Yet when Governor Huntsman vetoed this excellent piece of legislation nobody ever accused Huntsman of hating families.
Instead, those who routinely support families are the ones labeled as hateful. Since the left routinely lets us know that their intrusion into families lives, “Is for the children.”
When good family legislation such as Morley’s is introduced, the left routinely tells us that we can’t trust parents. They argue that legislation which protects parents who choose to home school their children will hurt the children. They argue that legislation which protects parents’ rights when threatened with having their families involuntarily split apart will hurt children.
What the left has forgotten is the word love. While occasionally some parents put their children in harm’s way, the vast majority of parents love their children and want what is best for them. Because they love their children, government should get out of the way and allow them to raise their children to the best of their abilities.

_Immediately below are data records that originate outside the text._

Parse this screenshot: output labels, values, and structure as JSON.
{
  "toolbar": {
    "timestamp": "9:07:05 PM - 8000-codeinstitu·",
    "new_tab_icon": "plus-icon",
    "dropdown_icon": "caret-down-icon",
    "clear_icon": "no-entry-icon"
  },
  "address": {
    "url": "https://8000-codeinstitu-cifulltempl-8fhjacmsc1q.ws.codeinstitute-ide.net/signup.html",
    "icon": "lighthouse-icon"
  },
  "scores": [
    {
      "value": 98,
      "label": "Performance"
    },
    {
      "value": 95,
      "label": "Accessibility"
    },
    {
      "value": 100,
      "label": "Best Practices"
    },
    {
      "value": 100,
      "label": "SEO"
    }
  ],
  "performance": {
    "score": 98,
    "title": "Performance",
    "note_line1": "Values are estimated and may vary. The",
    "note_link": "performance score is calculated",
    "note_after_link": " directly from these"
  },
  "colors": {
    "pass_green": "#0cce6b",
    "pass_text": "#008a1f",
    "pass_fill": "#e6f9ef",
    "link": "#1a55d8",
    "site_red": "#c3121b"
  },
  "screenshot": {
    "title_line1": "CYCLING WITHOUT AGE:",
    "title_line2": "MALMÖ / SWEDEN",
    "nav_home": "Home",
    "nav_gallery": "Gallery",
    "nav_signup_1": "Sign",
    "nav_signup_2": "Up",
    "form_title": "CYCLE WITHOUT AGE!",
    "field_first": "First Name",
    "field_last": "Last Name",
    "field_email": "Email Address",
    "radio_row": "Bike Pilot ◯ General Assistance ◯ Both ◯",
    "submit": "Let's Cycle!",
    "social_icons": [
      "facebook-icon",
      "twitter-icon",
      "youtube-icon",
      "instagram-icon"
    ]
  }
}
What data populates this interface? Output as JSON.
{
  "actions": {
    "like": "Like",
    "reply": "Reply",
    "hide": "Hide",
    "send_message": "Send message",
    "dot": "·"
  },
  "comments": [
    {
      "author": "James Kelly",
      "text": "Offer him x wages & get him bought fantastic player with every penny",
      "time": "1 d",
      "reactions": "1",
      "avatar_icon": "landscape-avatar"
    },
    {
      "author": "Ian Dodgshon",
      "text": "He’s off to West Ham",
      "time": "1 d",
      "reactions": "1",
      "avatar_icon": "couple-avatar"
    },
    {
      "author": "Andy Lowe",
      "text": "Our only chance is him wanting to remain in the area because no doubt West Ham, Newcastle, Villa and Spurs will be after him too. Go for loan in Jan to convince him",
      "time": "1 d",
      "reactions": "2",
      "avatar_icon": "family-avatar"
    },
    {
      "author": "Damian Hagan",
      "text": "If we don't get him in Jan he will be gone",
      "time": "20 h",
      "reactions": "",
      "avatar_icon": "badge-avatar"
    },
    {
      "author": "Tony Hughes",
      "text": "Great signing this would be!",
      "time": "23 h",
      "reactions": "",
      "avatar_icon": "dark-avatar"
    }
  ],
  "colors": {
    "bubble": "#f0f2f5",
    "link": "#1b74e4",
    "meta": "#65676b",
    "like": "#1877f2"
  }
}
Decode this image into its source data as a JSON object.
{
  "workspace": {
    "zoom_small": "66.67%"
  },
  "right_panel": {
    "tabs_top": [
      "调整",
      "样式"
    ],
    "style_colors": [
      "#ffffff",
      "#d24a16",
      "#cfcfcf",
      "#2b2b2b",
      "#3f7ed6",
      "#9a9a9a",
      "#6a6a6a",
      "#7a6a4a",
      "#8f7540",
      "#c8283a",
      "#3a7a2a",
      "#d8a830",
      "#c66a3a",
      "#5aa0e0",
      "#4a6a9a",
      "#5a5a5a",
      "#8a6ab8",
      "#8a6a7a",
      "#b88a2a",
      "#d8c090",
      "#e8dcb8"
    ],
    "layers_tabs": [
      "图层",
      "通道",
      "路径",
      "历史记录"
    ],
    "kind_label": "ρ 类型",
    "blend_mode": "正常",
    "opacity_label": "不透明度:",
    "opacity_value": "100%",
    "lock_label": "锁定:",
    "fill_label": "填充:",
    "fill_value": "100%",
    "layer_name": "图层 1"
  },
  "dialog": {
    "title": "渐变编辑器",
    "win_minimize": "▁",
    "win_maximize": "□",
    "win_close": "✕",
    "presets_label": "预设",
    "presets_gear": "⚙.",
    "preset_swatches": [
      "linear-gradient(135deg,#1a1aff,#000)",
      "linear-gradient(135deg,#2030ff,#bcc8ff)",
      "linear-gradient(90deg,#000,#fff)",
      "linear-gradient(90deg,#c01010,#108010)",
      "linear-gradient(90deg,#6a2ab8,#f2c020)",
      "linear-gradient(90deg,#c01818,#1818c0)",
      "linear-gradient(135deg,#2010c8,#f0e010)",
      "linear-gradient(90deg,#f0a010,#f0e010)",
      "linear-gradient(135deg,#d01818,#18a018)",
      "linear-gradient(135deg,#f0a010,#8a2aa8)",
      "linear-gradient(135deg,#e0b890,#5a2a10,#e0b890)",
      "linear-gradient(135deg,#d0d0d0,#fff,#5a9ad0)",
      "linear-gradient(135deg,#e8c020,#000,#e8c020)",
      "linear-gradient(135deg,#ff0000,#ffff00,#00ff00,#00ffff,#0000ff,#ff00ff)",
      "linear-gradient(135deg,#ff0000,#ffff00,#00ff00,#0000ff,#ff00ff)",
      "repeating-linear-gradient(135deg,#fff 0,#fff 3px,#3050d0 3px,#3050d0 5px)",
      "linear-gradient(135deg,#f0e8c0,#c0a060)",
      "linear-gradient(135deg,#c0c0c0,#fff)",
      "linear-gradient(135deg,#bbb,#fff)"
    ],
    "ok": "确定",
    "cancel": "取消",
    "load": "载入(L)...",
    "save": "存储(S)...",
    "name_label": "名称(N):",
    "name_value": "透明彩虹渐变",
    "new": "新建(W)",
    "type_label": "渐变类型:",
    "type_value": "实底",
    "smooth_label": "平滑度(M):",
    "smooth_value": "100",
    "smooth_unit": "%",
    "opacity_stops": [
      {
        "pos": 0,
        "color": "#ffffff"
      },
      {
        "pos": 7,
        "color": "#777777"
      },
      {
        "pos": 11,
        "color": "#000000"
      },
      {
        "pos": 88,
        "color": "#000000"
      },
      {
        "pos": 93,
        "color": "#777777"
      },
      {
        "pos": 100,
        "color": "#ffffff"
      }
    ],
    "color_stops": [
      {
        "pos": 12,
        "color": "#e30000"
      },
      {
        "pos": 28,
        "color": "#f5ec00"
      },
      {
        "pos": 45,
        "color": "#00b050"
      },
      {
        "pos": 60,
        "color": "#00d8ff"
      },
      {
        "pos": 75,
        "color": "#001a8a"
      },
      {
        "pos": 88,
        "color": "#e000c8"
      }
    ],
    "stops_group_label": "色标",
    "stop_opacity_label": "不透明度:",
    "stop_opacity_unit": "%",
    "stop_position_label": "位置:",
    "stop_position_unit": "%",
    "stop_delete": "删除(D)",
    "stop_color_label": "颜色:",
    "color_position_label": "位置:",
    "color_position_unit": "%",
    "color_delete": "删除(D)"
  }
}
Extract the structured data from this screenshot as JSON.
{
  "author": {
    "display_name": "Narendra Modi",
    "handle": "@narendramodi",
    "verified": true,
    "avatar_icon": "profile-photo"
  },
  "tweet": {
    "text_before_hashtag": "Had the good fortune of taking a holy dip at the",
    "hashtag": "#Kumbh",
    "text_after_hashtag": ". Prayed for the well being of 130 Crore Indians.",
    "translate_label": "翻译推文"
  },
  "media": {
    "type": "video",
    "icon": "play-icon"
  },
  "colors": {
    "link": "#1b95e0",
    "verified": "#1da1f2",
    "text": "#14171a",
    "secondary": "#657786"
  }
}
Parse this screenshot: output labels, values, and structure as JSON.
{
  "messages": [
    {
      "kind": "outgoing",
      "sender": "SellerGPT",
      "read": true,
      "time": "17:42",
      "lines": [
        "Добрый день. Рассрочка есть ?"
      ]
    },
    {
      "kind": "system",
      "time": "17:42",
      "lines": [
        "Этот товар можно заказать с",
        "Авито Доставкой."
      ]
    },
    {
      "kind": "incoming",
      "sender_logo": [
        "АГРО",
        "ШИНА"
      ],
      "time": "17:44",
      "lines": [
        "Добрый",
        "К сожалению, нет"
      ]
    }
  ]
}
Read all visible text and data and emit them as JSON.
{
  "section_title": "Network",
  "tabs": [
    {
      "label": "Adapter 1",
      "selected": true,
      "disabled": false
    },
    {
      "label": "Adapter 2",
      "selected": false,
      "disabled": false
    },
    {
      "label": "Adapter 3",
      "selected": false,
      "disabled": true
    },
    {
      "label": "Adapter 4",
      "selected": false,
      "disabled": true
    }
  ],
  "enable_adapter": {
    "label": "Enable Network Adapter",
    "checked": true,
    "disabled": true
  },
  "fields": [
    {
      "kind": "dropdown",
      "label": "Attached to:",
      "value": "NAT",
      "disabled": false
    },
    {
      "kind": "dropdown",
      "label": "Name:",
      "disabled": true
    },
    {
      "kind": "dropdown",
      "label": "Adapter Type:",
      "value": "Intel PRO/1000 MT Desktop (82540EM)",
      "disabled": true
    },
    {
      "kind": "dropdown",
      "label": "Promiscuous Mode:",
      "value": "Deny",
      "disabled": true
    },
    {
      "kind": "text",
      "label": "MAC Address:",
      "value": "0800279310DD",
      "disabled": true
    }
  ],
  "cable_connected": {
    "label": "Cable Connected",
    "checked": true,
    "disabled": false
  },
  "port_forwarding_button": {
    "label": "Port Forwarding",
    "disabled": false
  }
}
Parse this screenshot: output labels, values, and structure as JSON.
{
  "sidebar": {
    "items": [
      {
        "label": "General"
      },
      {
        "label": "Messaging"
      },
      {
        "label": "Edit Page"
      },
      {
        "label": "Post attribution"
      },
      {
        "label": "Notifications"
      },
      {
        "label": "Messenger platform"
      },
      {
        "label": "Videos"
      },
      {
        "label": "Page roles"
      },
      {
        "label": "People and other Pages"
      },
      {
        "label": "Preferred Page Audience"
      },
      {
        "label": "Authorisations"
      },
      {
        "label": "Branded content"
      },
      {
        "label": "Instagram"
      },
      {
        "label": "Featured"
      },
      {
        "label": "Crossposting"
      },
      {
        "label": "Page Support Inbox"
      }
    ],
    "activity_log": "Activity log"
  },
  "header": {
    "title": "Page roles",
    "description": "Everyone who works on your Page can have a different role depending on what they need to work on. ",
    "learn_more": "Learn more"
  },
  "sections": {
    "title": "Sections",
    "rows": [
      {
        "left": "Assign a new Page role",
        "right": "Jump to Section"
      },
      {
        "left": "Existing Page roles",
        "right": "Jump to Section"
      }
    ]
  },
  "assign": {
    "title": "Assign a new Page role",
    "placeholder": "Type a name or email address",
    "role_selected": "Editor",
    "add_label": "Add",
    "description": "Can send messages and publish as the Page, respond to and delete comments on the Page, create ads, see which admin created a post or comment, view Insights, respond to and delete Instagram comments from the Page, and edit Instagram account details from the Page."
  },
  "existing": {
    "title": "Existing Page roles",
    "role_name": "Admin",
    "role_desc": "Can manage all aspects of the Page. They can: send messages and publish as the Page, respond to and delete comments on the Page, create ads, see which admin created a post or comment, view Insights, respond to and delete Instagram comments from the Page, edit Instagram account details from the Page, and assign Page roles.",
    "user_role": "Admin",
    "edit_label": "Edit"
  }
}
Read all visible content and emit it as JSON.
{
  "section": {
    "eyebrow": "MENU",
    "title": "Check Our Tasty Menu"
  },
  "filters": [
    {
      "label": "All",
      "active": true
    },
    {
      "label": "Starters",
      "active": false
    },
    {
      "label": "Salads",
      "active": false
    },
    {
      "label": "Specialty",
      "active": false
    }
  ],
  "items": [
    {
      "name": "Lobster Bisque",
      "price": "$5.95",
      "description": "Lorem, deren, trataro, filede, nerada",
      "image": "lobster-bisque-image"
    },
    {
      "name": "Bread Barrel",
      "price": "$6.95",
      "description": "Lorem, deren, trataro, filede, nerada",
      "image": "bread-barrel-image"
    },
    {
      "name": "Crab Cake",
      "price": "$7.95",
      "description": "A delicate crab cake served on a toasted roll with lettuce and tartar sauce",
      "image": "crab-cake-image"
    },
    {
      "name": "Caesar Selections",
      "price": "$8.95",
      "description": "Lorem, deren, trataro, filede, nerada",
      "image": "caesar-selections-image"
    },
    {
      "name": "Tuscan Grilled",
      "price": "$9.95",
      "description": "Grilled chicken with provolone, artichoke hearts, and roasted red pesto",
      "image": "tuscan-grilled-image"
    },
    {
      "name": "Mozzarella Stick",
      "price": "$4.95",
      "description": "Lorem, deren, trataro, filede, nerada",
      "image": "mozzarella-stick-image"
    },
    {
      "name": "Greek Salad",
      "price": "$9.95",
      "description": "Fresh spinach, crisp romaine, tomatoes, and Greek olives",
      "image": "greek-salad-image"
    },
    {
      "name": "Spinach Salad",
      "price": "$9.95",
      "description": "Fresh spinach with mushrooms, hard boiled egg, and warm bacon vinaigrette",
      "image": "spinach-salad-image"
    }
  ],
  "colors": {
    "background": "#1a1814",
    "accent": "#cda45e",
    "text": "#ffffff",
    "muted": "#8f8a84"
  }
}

Unfortunately, the left has become so focused on hate they do not believe that anyone, but themselves is capable of feeling or showing love. In reality, they themselves should look in the mirror and ask themselves if their behavior is not truly the behavior that is hateful.